Element data from apps and pages
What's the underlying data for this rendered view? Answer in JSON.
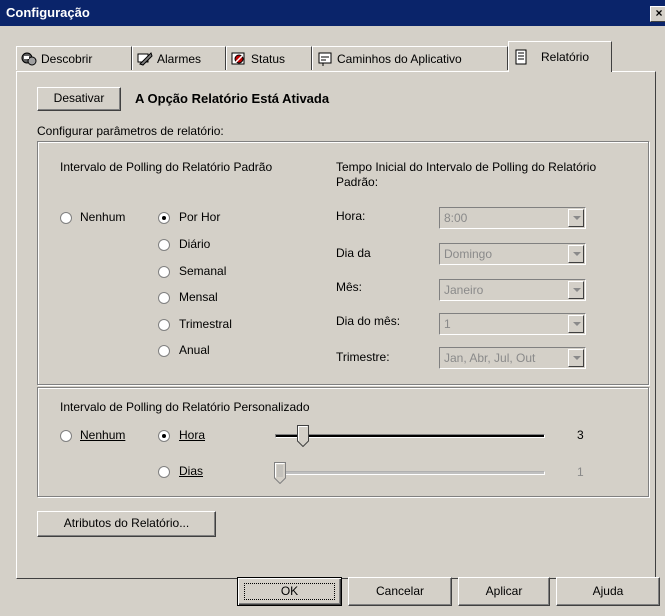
{
  "window": {
    "title": "Configuração",
    "close": "×"
  },
  "tabs": [
    {
      "label": "Descobrir",
      "icon": "discover-icon",
      "active": false
    },
    {
      "label": "Alarmes",
      "icon": "alarms-icon",
      "active": false
    },
    {
      "label": "Status",
      "icon": "status-icon",
      "active": false
    },
    {
      "label": "Caminhos do Aplicativo",
      "icon": "app-paths-icon",
      "active": false
    },
    {
      "label": "Relatório",
      "icon": "report-icon",
      "active": true
    }
  ],
  "report": {
    "disable_button": "Desativar",
    "status_text": "A Opção Relatório Está Ativada",
    "config_label": "Configurar parâmetros de relatório:"
  },
  "default_group": {
    "title": "Intervalo de Polling do Relatório Padrão",
    "radios": [
      {
        "label": "Nenhum",
        "selected": false
      },
      {
        "label": "Por Hor",
        "selected": true
      },
      {
        "label": "Diário",
        "selected": false
      },
      {
        "label": "Semanal",
        "selected": false
      },
      {
        "label": "Mensal",
        "selected": false
      },
      {
        "label": "Trimestral",
        "selected": false
      },
      {
        "label": "Anual",
        "selected": false
      }
    ],
    "start_title": "Tempo Inicial do Intervalo de Polling do Relatório Padrão:",
    "fields": [
      {
        "label": "Hora:",
        "value": "8:00"
      },
      {
        "label": "Dia da",
        "value": "Domingo"
      },
      {
        "label": "Mês:",
        "value": "Janeiro"
      },
      {
        "label": "Dia do mês:",
        "value": "1"
      },
      {
        "label": "Trimestre:",
        "value": "Jan, Abr, Jul, Out"
      }
    ]
  },
  "custom_group": {
    "title": "Intervalo de Polling do Relatório Personalizado",
    "none_label": "Nenhum",
    "hour_label": "Hora",
    "days_label": "Dias",
    "hour_selected": true,
    "hour_value": "3",
    "days_value": "1"
  },
  "attributes_button": "Atributos do Relatório...",
  "footer": {
    "ok": "OK",
    "cancel": "Cancelar",
    "apply": "Aplicar",
    "help": "Ajuda"
  }
}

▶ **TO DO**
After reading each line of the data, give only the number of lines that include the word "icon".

▶ **PROBLEM SOLUTION**
5